What you need to do: The data needs to be returned in full, exactly as it reads.
--
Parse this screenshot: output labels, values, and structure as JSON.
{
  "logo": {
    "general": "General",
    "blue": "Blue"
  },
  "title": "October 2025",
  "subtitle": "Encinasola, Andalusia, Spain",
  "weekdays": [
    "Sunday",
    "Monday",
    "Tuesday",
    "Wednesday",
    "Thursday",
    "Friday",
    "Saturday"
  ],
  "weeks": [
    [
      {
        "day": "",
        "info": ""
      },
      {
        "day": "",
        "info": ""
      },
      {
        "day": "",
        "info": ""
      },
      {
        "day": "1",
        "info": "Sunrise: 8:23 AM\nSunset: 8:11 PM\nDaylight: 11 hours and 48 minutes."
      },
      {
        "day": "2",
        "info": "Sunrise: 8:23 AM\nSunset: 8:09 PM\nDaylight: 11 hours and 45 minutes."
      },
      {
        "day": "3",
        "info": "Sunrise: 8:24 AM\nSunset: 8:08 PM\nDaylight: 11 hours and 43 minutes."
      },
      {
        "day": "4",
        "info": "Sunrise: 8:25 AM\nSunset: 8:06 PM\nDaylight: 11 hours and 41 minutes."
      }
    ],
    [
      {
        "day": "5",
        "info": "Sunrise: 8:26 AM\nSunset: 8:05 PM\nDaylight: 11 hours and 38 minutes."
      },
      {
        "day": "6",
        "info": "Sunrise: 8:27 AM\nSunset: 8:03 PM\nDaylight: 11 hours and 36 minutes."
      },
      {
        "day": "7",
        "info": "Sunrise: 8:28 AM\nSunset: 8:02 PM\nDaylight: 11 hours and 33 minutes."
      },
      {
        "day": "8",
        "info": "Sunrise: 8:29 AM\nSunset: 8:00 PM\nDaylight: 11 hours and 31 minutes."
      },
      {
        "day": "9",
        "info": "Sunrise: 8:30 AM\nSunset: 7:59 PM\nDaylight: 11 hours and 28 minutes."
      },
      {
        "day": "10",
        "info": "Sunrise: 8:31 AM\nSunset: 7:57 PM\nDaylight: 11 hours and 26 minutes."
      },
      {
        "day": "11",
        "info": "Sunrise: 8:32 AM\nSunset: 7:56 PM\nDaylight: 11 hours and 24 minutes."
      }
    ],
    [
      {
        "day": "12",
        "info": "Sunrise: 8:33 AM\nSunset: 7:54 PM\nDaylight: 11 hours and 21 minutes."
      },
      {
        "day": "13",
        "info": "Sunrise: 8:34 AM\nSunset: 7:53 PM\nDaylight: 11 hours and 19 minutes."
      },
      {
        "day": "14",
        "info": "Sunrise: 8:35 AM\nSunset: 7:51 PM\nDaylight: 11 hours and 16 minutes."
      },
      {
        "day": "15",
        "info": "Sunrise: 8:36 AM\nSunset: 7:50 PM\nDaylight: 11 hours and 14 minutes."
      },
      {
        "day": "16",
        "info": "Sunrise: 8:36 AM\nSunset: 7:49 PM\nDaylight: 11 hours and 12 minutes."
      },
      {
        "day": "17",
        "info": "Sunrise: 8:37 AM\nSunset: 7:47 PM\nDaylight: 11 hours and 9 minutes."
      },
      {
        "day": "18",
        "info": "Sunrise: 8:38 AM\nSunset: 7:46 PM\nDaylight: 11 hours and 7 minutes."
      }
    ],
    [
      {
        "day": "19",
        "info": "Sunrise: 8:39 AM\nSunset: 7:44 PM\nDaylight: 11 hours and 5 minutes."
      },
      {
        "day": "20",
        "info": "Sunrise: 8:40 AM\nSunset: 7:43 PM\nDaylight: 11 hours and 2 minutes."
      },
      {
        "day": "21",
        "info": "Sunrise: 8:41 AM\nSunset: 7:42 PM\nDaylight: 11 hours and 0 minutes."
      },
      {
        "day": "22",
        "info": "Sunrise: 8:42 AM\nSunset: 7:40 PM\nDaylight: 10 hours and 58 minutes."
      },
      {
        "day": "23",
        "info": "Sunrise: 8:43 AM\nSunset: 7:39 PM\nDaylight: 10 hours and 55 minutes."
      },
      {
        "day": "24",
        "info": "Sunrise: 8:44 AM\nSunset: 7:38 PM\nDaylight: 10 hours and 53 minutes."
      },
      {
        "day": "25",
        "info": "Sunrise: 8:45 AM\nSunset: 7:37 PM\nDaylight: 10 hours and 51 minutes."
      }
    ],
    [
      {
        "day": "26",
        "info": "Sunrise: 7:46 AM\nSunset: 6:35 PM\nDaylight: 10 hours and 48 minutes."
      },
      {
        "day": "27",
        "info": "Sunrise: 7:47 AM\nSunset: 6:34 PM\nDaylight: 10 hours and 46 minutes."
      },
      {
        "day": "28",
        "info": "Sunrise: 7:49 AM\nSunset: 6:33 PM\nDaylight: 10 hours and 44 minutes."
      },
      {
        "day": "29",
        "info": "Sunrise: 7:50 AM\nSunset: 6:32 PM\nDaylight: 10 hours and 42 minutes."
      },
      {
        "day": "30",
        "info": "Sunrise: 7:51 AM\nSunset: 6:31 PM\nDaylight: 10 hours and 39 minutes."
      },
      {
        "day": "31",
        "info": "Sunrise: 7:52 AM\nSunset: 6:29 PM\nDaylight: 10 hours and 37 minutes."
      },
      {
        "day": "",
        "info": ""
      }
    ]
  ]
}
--
Your response:
Parse this screenshot: output labels, values, and structure as JSON.
{
  "logo": {
    "general": "General",
    "blue": "Blue"
  },
  "title": "October 2025",
  "subtitle": "Encinasola, Andalusia, Spain",
  "weekdays": [
    "Sunday",
    "Monday",
    "Tuesday",
    "Wednesday",
    "Thursday",
    "Friday",
    "Saturday"
  ],
  "weeks": [
    [
      {
        "day": "",
        "info": ""
      },
      {
        "day": "",
        "info": ""
      },
      {
        "day": "",
        "info": ""
      },
      {
        "day": "1",
        "info": "Sunrise: 8:23 AM\nSunset: 8:11 PM\nDaylight: 11 hours and 48 minutes."
      },
      {
        "day": "2",
        "info": "Sunrise: 8:23 AM\nSunset: 8:09 PM\nDaylight: 11 hours and 45 minutes."
      },
      {
        "day": "3",
        "info": "Sunrise: 8:24 AM\nSunset: 8:08 PM\nDaylight: 11 hours and 43 minutes."
      },
      {
        "day": "4",
        "info": "Sunrise: 8:25 AM\nSunset: 8:06 PM\nDaylight: 11 hours and 41 minutes."
      }
    ],
    [
      {
        "day": "5",
        "info": "Sunrise: 8:26 AM\nSunset: 8:05 PM\nDaylight: 11 hours and 38 minutes."
      },
      {
        "day": "6",
        "info": "Sunrise: 8:27 AM\nSunset: 8:03 PM\nDaylight: 11 hours and 36 minutes."
      },
      {
        "day": "7",
        "info": "Sunrise: 8:28 AM\nSunset: 8:02 PM\nDaylight: 11 hours and 33 minutes."
      },
      {
        "day": "8",
        "info": "Sunrise: 8:29 AM\nSunset: 8:00 PM\nDaylight: 11 hours and 31 minutes."
      },
      {
        "day": "9",
        "info": "Sunrise: 8:30 AM\nSunset: 7:59 PM\nDaylight: 11 hours and 28 minutes."
      },
      {
        "day": "10",
        "info": "Sunrise: 8:31 AM\nSunset: 7:57 PM\nDaylight: 11 hours and 26 minutes."
      },
      {
        "day": "11",
        "info": "Sunrise: 8:32 AM\nSunset: 7:56 PM\nDaylight: 11 hours and 24 minutes."
      }
    ],
    [
      {
        "day": "12",
        "info": "Sunrise: 8:33 AM\nSunset: 7:54 PM\nDaylight: 11 hours and 21 minutes."
      },
      {
        "day": "13",
        "info": "Sunrise: 8:34 AM\nSunset: 7:53 PM\nDaylight: 11 hours and 19 minutes."
      },
      {
        "day": "14",
        "info": "Sunrise: 8:35 AM\nSunset: 7:51 PM\nDaylight: 11 hours and 16 minutes."
      },
      {
        "day": "15",
        "info": "Sunrise: 8:36 AM\nSunset: 7:50 PM\nDaylight: 11 hours and 14 minutes."
      },
      {
        "day": "16",
        "info": "Sunrise: 8:36 AM\nSunset: 7:49 PM\nDaylight: 11 hours and 12 minutes."
      },
      {
        "day": "17",
        "info": "Sunrise: 8:37 AM\nSunset: 7:47 PM\nDaylight: 11 hours and 9 minutes."
      },
      {
        "day": "18",
        "info": "Sunrise: 8:38 AM\nSunset: 7:46 PM\nDaylight: 11 hours and 7 minutes."
      }
    ],
    [
      {
        "day": "19",
        "info": "Sunrise: 8:39 AM\nSunset: 7:44 PM\nDaylight: 11 hours and 5 minutes."
      },
      {
        "day": "20",
        "info": "Sunrise: 8:40 AM\nSunset: 7:43 PM\nDaylight: 11 hours and 2 minutes."
      },
      {
        "day": "21",
        "info": "Sunrise: 8:41 AM\nSunset: 7:42 PM\nDaylight: 11 hours and 0 minutes."
      },
      {
        "day": "22",
        "info": "Sunrise: 8:42 AM\nSunset: 7:40 PM\nDaylight: 10 hours and 58 minutes."
      },
      {
        "day": "23",
        "info": "Sunrise: 8:43 AM\nSunset: 7:39 PM\nDaylight: 10 hours and 55 minutes."
      },
      {
        "day": "24",
        "info": "Sunrise: 8:44 AM\nSunset: 7:38 PM\nDaylight: 10 hours and 53 minutes."
      },
      {
        "day": "25",
        "info": "Sunrise: 8:45 AM\nSunset: 7:37 PM\nDaylight: 10 hours and 51 minutes."
      }
    ],
    [
      {
        "day": "26",
        "info": "Sunrise: 7:46 AM\nSunset: 6:35 PM\nDaylight: 10 hours and 48 minutes."
      },
      {
        "day": "27",
        "info": "Sunrise: 7:47 AM\nSunset: 6:34 PM\nDaylight: 10 hours and 46 minutes."
      },
      {
        "day": "28",
        "info": "Sunrise: 7:49 AM\nSunset: 6:33 PM\nDaylight: 10 hours and 44 minutes."
      },
      {
        "day": "29",
        "info": "Sunrise: 7:50 AM\nSunset: 6:32 PM\nDaylight: 10 hours and 42 minutes."
      },
      {
        "day": "30",
        "info": "Sunrise: 7:51 AM\nSunset: 6:31 PM\nDaylight: 10 hours and 39 minutes."
      },
      {
        "day": "31",
        "info": "Sunrise: 7:52 AM\nSunset: 6:29 PM\nDaylight: 10 hours and 37 minutes."
      },
      {
        "day": "",
        "info": ""
      }
    ]
  ]
}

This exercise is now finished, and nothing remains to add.